As a new father, most alarming to me was King's next point: this newly triggered climate change is bound to intensify for the rest of my daughter's life. The inertia of the climate system—that is, the laws of physics and chemistry—guarantee that average global temperatures will keep rising for decades to come, no matter how fervently humanity might embrace solar energy, electric vehicles and other options for reducing emissions. And as temperatures rise, this global warming will unleash still more climate change: deeper droughts, stronger storms, wilder wildfires and so on, as well as faster sea level rise.

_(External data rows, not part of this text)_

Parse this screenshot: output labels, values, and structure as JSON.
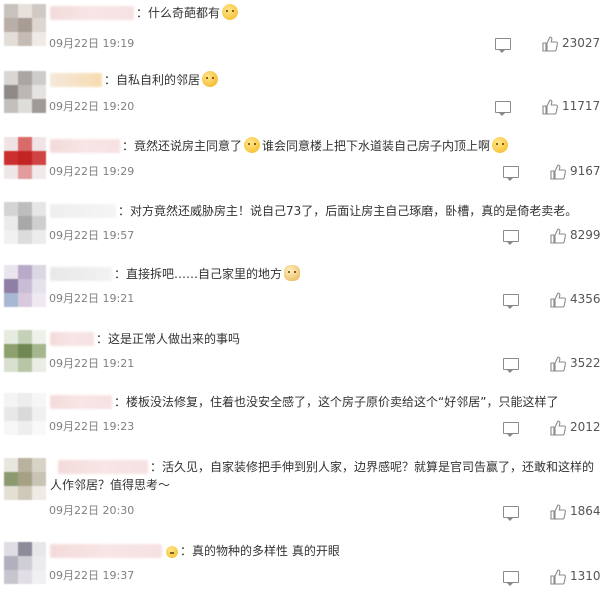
{
  "comments": [
    {
      "sep": "：",
      "text": "什么奇葩都有",
      "time": "09月22日 19:19",
      "likes": "23027",
      "emoji": "sweat"
    },
    {
      "sep": "：",
      "text": "自私自利的邻居",
      "time": "09月22日 19:20",
      "likes": "11717",
      "emoji": "cry"
    },
    {
      "sep": "：",
      "text": "竟然还说房主同意了",
      "text2": "谁会同意楼上把下水道装自己房子内顶上啊",
      "time": "09月22日 19:29",
      "likes": "9167"
    },
    {
      "sep": "：",
      "text": "对方竟然还威胁房主！说自己73了，后面让房主自己琢磨，卧槽，真的是倚老卖老。",
      "time": "09月22日 19:57",
      "likes": "8299"
    },
    {
      "sep": "：",
      "text": "直接拆吧……自己家里的地方",
      "time": "09月22日 19:21",
      "likes": "4356"
    },
    {
      "sep": "：",
      "text": "这是正常人做出来的事吗",
      "time": "09月22日 19:21",
      "likes": "3522"
    },
    {
      "sep": "：",
      "text": "楼板没法修复，住着也没安全感了，这个房子原价卖给这个“好邻居”，只能这样了",
      "time": "09月22日 19:23",
      "likes": "2012"
    },
    {
      "sep": "：",
      "text": "活久见，自家装修把手伸到别人家，边界感呢？就算是官司告赢了，还敢和这样的",
      "text2": "人作邻居？值得思考～",
      "time": "09月22日 20:30",
      "likes": "1864"
    },
    {
      "sep": "：",
      "text": "真的物种的多样性 真的开眼",
      "time": "09月22日 19:37",
      "likes": "1310"
    }
  ],
  "colors": {
    "text": "#333333",
    "time": "#808080",
    "icon": "#8a8a8a"
  }
}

"No, no, it's not too late," King hurried to reply when I asked if this paradigm shift means all is lost. But the early arrival of climate change does transform the nature of the problem, as paradigm shifts tend to do. To wit, humanity now faces a double imperative. The traditional goal of climate policy—to reduce global warming—has now become more urgent than ever, for if global temperature rise isn't halted soon, it could gain too much momentum ever to reverse. Yet at the same time, humanity has no choice but "to adapt to the impacts that are in the pipeline" over the coming decades, said King. In short, we have to live through global warming even as we try to reverse it.